Data about app and page elements:
::::

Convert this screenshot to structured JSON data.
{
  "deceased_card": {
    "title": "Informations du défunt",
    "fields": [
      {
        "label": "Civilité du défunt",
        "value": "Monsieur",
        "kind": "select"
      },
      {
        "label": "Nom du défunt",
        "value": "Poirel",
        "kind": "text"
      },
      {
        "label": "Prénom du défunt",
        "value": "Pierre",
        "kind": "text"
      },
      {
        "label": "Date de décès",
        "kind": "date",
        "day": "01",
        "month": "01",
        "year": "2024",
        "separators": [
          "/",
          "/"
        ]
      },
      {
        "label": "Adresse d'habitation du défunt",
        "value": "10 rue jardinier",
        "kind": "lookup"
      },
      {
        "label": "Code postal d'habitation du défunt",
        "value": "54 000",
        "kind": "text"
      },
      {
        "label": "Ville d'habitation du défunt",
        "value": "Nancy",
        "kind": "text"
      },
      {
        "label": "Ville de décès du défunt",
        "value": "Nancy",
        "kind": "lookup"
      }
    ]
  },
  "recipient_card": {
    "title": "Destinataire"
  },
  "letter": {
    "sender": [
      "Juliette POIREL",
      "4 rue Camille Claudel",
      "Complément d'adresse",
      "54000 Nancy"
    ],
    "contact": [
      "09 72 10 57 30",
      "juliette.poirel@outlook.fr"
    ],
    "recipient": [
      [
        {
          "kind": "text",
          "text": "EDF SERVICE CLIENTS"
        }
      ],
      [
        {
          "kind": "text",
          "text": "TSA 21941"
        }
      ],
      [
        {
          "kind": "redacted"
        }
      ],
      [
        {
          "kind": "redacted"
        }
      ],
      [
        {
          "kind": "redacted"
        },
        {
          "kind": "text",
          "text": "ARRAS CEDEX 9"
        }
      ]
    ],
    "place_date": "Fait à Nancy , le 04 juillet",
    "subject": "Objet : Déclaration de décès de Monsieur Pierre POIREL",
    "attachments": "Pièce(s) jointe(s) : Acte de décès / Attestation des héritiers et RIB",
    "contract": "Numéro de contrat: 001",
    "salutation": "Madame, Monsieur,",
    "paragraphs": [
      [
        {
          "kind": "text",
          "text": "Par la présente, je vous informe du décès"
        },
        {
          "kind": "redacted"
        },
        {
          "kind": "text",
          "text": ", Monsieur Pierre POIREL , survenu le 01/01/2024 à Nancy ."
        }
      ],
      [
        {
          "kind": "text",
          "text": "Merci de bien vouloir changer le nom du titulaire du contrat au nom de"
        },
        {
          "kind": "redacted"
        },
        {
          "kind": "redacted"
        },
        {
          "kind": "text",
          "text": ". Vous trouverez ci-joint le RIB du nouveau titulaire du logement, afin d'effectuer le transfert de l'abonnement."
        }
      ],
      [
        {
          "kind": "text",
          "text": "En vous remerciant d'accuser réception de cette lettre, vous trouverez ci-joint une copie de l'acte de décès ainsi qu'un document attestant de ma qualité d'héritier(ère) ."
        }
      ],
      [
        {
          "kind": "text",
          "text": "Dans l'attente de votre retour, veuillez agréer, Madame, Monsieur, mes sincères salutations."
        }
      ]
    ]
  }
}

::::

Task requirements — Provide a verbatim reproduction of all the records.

Response for this exercise —
Convert this screenshot to structured JSON data.
{
  "deceased_card": {
    "title": "Informations du défunt",
    "fields": [
      {
        "label": "Civilité du défunt",
        "value": "Monsieur",
        "kind": "select"
      },
      {
        "label": "Nom du défunt",
        "value": "Poirel",
        "kind": "text"
      },
      {
        "label": "Prénom du défunt",
        "value": "Pierre",
        "kind": "text"
      },
      {
        "label": "Date de décès",
        "kind": "date",
        "day": "01",
        "month": "01",
        "year": "2024",
        "separators": [
          "/",
          "/"
        ]
      },
      {
        "label": "Adresse d'habitation du défunt",
        "value": "10 rue jardinier",
        "kind": "lookup"
      },
      {
        "label": "Code postal d'habitation du défunt",
        "value": "54 000",
        "kind": "text"
      },
      {
        "label": "Ville d'habitation du défunt",
        "value": "Nancy",
        "kind": "text"
      },
      {
        "label": "Ville de décès du défunt",
        "value": "Nancy",
        "kind": "lookup"
      }
    ]
  },
  "recipient_card": {
    "title": "Destinataire"
  },
  "letter": {
    "sender": [
      "Juliette POIREL",
      "4 rue Camille Claudel",
      "Complément d'adresse",
      "54000 Nancy"
    ],
    "contact": [
      "09 72 10 57 30",
      "juliette.poirel@outlook.fr"
    ],
    "recipient": [
      [
        {
          "kind": "text",
          "text": "EDF SERVICE CLIENTS"
        }
      ],
      [
        {
          "kind": "text",
          "text": "TSA 21941"
        }
      ],
      [
        {
          "kind": "redacted"
        }
      ],
      [
        {
          "kind": "redacted"
        }
      ],
      [
        {
          "kind": "redacted"
        },
        {
          "kind": "text",
          "text": "ARRAS CEDEX 9"
        }
      ]
    ],
    "place_date": "Fait à Nancy , le 04 juillet",
    "subject": "Objet : Déclaration de décès de Monsieur Pierre POIREL",
    "attachments": "Pièce(s) jointe(s) : Acte de décès / Attestation des héritiers et RIB",
    "contract": "Numéro de contrat: 001",
    "salutation": "Madame, Monsieur,",
    "paragraphs": [
      [
        {
          "kind": "text",
          "text": "Par la présente, je vous informe du décès"
        },
        {
          "kind": "redacted"
        },
        {
          "kind": "text",
          "text": ", Monsieur Pierre POIREL , survenu le 01/01/2024 à Nancy ."
        }
      ],
      [
        {
          "kind": "text",
          "text": "Merci de bien vouloir changer le nom du titulaire du contrat au nom de"
        },
        {
          "kind": "redacted"
        },
        {
          "kind": "redacted"
        },
        {
          "kind": "text",
          "text": ". Vous trouverez ci-joint le RIB du nouveau titulaire du logement, afin d'effectuer le transfert de l'abonnement."
        }
      ],
      [
        {
          "kind": "text",
          "text": "En vous remerciant d'accuser réception de cette lettre, vous trouverez ci-joint une copie de l'acte de décès ainsi qu'un document attestant de ma qualité d'héritier(ère) ."
        }
      ],
      [
        {
          "kind": "text",
          "text": "Dans l'attente de votre retour, veuillez agréer, Madame, Monsieur, mes sincères salutations."
        }
      ]
    ]
  }
}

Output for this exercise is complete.